We have devoted this issue of Reformed Review to the spirituality of late adolescents and young adults. The idea for this theme was conceived in the college classroom. Last year, those we know who teach religion and theology courses to undergraduates shared with us their observations about how their students existentially relate to the subjects taught in these courses. They reported that students tend to reduce the specific truth claims of Christianity (or any other religion) to so many variations on a common theme. Indeed, it is not even enough to say that for these students truth claims are “relative;” rather, they are substitutable. One can pick and choose from any of them on offer. The assumption is that none of them communicate anything definite about God, human nature, life after death, etc. More than once has a professor we know heard a student comment: “all religions are more or less saying the same thing.”
What explains this perspective toward spirituality that young people have increasingly adopted in recent years? How has it influenced how they frame their moral and spiritual lives, or how they arrive at their belief and value commitments? How can the churches responsibly and intelligently enter into the contemporary cultural milieu that shapes—or distorts—how young people perceive the message of the grace and truth that come through Jesus Christ? How can the churches create ministries that support and guide young people in their search for vital resources by which to develop a healthy and integrated self with purpose and direction?
These are fundamental questions that our contributors see as urgent in our time. And we think our readers will agree that in very few places is one likely to find these questions formulated as precisely and as cogently as they are in Michael D. Langford’s essay on contemporary adolescence in the West. Carefully researched, Langford’s essay is comprehensive in scope. He masterfully integrates insights from a wide range of disciplines, including developmental psychology, modern history, philosophy and theology to provide a “theological diagnosis” of the current issues that adolescents have to negotiate in order to achieve proper “identity formation.” Langford demonstrates that this developmental task is complicated in a world that is undergoing change so rapidly that it is hard to adapt. Due to the social and cultural disruptions resulting from globalization and the technological advances that have driven it, many adolescents find themselves in conditions of “isolation,” “cultural groundlessness” and “relativism.” Langford outlines theological responses to each of these conditions, confident that the churches can help adolescents understand the “need for community” in a world of solitary individuals, the “need for theological analysis” in a world of a plurality of beliefs and values, and the “need for truth and humility” in a world characterized by relativism.

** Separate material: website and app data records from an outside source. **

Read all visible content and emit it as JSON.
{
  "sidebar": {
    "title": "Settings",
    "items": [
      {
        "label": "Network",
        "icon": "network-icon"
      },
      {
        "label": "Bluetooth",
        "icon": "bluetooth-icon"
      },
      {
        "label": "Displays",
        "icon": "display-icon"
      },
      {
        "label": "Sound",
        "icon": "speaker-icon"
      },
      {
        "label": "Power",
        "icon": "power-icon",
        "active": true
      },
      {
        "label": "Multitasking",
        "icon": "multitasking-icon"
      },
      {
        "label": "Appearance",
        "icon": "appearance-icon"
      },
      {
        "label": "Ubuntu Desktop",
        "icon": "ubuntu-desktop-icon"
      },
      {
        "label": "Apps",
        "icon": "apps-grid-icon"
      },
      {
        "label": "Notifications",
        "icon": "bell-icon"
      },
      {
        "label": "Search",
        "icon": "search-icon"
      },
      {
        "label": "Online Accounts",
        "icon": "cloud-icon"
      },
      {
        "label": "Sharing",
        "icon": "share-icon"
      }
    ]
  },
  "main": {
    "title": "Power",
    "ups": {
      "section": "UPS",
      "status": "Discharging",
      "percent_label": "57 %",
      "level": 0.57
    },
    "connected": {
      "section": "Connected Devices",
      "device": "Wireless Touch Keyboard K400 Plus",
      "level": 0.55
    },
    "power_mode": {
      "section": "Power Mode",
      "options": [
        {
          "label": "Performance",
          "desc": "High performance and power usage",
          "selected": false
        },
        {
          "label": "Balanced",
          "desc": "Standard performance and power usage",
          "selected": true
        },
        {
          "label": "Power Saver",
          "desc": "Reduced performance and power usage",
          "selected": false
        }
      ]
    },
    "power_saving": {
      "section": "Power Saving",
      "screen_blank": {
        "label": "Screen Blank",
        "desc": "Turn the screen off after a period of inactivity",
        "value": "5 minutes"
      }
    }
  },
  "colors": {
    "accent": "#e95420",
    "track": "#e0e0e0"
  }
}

It is no accident that we offer Langford’s essay first. We see in it a strong theoretical foundation on which practitioners can build their own youth ministries. To this end, we are pleased to present two contributions from a practitioner who has been involved in building youth ministries for more than 25 years. Because of this long experience, Duane Smith is exceptionally qualified to instruct the churches on what they need to do to form and sustain effective youth ministries in which to make disciples of Christ.
In his first article, Smith discusses the “The Exemplary Youth Ministry Project” carried out under the auspices of the Lily Foundation. That study identified 44 “faith assets” that constitute a set of criteria by which to measure the health of a church’s youth ministry. These assets are organized into eight groupings, which Smith helpfully lays out. He concludes with the observation that while the assets are generally valid, individual churches must adapt them to their own particular contexts to ensure their applicability.
It is to one of these churches that Smith turns in his second article. Smith has done extensive consulting work with congregations in the Reformed Church in America (RCA), especially in the Great Lakes region. He has seen youth ministries succeed as well as fail in these congregations. His concern is that if churches perpetuate “business as usual” approaches, the RCA will see more failure than success in the area of youth ministry. There are signs of hope, however. Smith notes that several congregations are making the investments in the kind of personnel and resources and strategic planning necessary for creating and sustaining vibrant youth ministries. In this connection, Smith provides practical recommendations. Smith concludes the second of his two articles by pointing out that the ministry to youth concerns the entire church. Not only should every member of the church be willing to contribute something to the “spiritual nurture” of the youth, but also to value the gifts that youth can contribute to the whole church. In too many churches, youth are ignored or isolated, consigned to their own space. Smith warns that if the churches don’t recognize and embrace their youth today, preferring to relegate them to the church of tomorrow, they won’t be here tomorrow.
We hope that the churches will take seriously what both our authors say in the pages to follow.